Top of Source information

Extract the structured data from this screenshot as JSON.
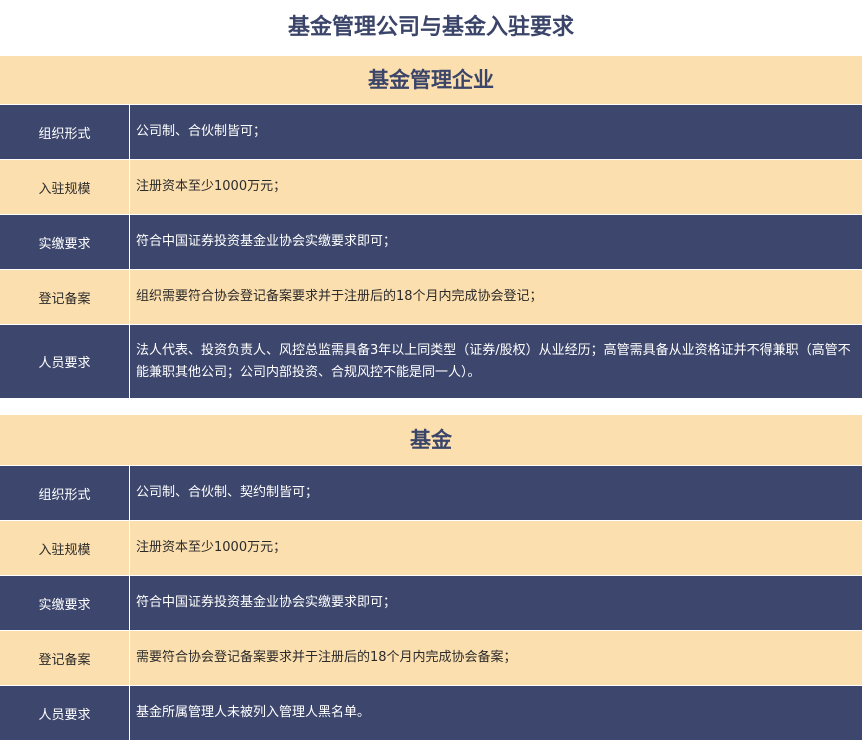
{
  "page_title": "基金管理公司与基金入驻要求",
  "sections": [
    {
      "title": "基金管理企业",
      "rows": [
        {
          "label": "组织形式",
          "value": "公司制、合伙制皆可；"
        },
        {
          "label": "入驻规模",
          "value": "注册资本至少1000万元；"
        },
        {
          "label": "实缴要求",
          "value": "符合中国证券投资基金业协会实缴要求即可；"
        },
        {
          "label": "登记备案",
          "value": "组织需要符合协会登记备案要求并于注册后的18个月内完成协会登记；"
        },
        {
          "label": "人员要求",
          "value": "法人代表、投资负责人、风控总监需具备3年以上同类型（证券/股权）从业经历；高管需具备从业资格证并不得兼职（高管不能兼职其他公司；公司内部投资、合规风控不能是同一人）。"
        }
      ]
    },
    {
      "title": "基金",
      "rows": [
        {
          "label": "组织形式",
          "value": "公司制、合伙制、契约制皆可；"
        },
        {
          "label": "入驻规模",
          "value": "注册资本至少1000万元；"
        },
        {
          "label": "实缴要求",
          "value": "符合中国证券投资基金业协会实缴要求即可；"
        },
        {
          "label": "登记备案",
          "value": "需要符合协会登记备案要求并于注册后的18个月内完成协会备案；"
        },
        {
          "label": "人员要求",
          "value": "基金所属管理人未被列入管理人黑名单。"
        }
      ]
    }
  ]
}
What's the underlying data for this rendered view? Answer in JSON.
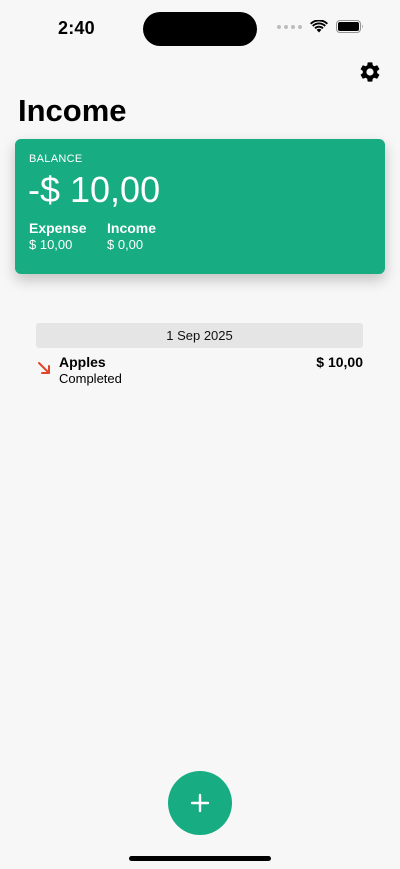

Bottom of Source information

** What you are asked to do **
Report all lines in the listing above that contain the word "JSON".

** Result for this task **
Extract the structured data from this screenshot as JSON.
What's the underlying data for this rendered view? Answer in JSON.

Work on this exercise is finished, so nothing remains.